Data about app and page elements:
=== Begin Enclosure ===
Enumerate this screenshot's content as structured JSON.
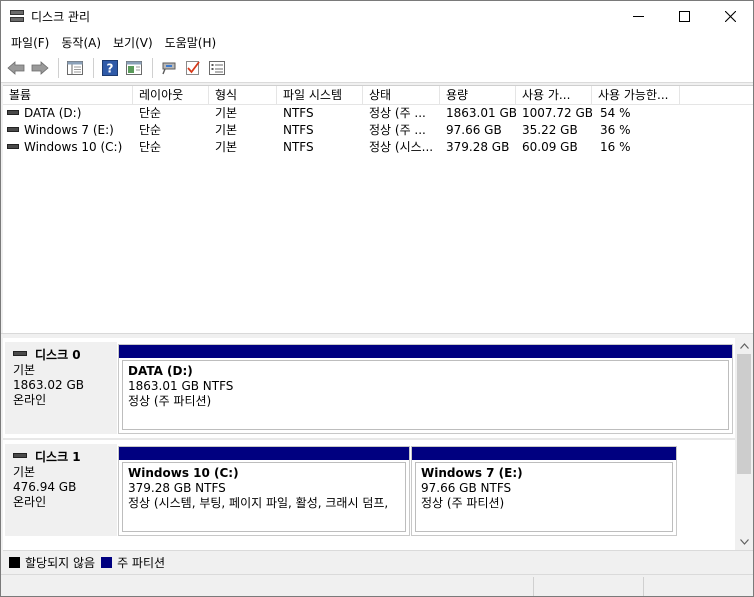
{
  "window": {
    "title": "디스크 관리",
    "minimize": "—",
    "maximize": "☐",
    "close": "✕"
  },
  "menu": [
    {
      "label": "파일(F)"
    },
    {
      "label": "동작(A)"
    },
    {
      "label": "보기(V)"
    },
    {
      "label": "도움말(H)"
    }
  ],
  "toolbar": {
    "icons": [
      "back-arrow-icon",
      "forward-arrow-icon",
      "console-tree-icon",
      "help-icon",
      "action-pane-icon",
      "connect-icon",
      "checkmark-icon",
      "properties-icon"
    ]
  },
  "columns": [
    "볼륨",
    "레이아웃",
    "형식",
    "파일 시스템",
    "상태",
    "용량",
    "사용 가...",
    "사용 가능한..."
  ],
  "volumes": [
    {
      "name": "DATA (D:)",
      "layout": "단순",
      "type": "기본",
      "fs": "NTFS",
      "status": "정상 (주 ...",
      "capacity": "1863.01 GB",
      "free": "1007.72 GB",
      "pct": "54 %"
    },
    {
      "name": "Windows 7 (E:)",
      "layout": "단순",
      "type": "기본",
      "fs": "NTFS",
      "status": "정상 (주 ...",
      "capacity": "97.66 GB",
      "free": "35.22 GB",
      "pct": "36 %"
    },
    {
      "name": "Windows 10 (C:)",
      "layout": "단순",
      "type": "기본",
      "fs": "NTFS",
      "status": "정상 (시스...",
      "capacity": "379.28 GB",
      "free": "60.09 GB",
      "pct": "16 %"
    }
  ],
  "disks": [
    {
      "name": "디스크 0",
      "type": "기본",
      "size": "1863.02 GB",
      "state": "온라인",
      "partitions": [
        {
          "title": "DATA  (D:)",
          "size": "1863.01 GB NTFS",
          "status": "정상 (주 파티션)"
        }
      ]
    },
    {
      "name": "디스크 1",
      "type": "기본",
      "size": "476.94 GB",
      "state": "온라인",
      "partitions": [
        {
          "title": "Windows 10  (C:)",
          "size": "379.28 GB NTFS",
          "status": "정상 (시스템, 부팅, 페이지 파일, 활성, 크래시 덤프,"
        },
        {
          "title": "Windows 7  (E:)",
          "size": "97.66 GB NTFS",
          "status": "정상 (주 파티션)"
        }
      ]
    }
  ],
  "legend": [
    {
      "label": "할당되지 않음",
      "color": "#000000"
    },
    {
      "label": "주 파티션",
      "color": "#000080"
    }
  ],
  "colors": {
    "partition_bar": "#000080"
  }
}
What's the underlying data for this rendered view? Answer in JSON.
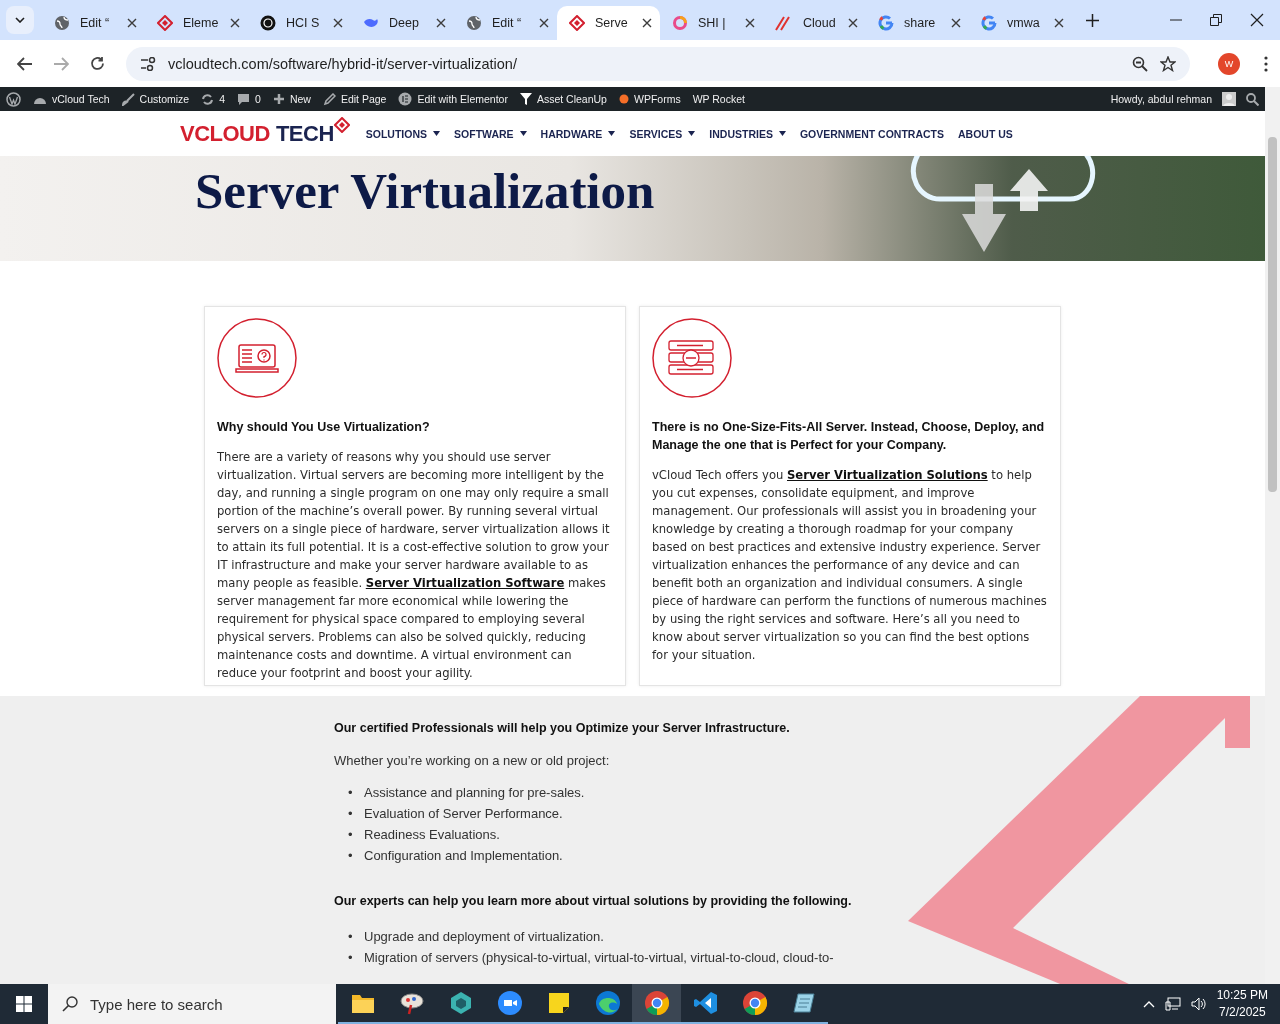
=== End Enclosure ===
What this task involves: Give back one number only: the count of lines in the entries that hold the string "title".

Your response: 4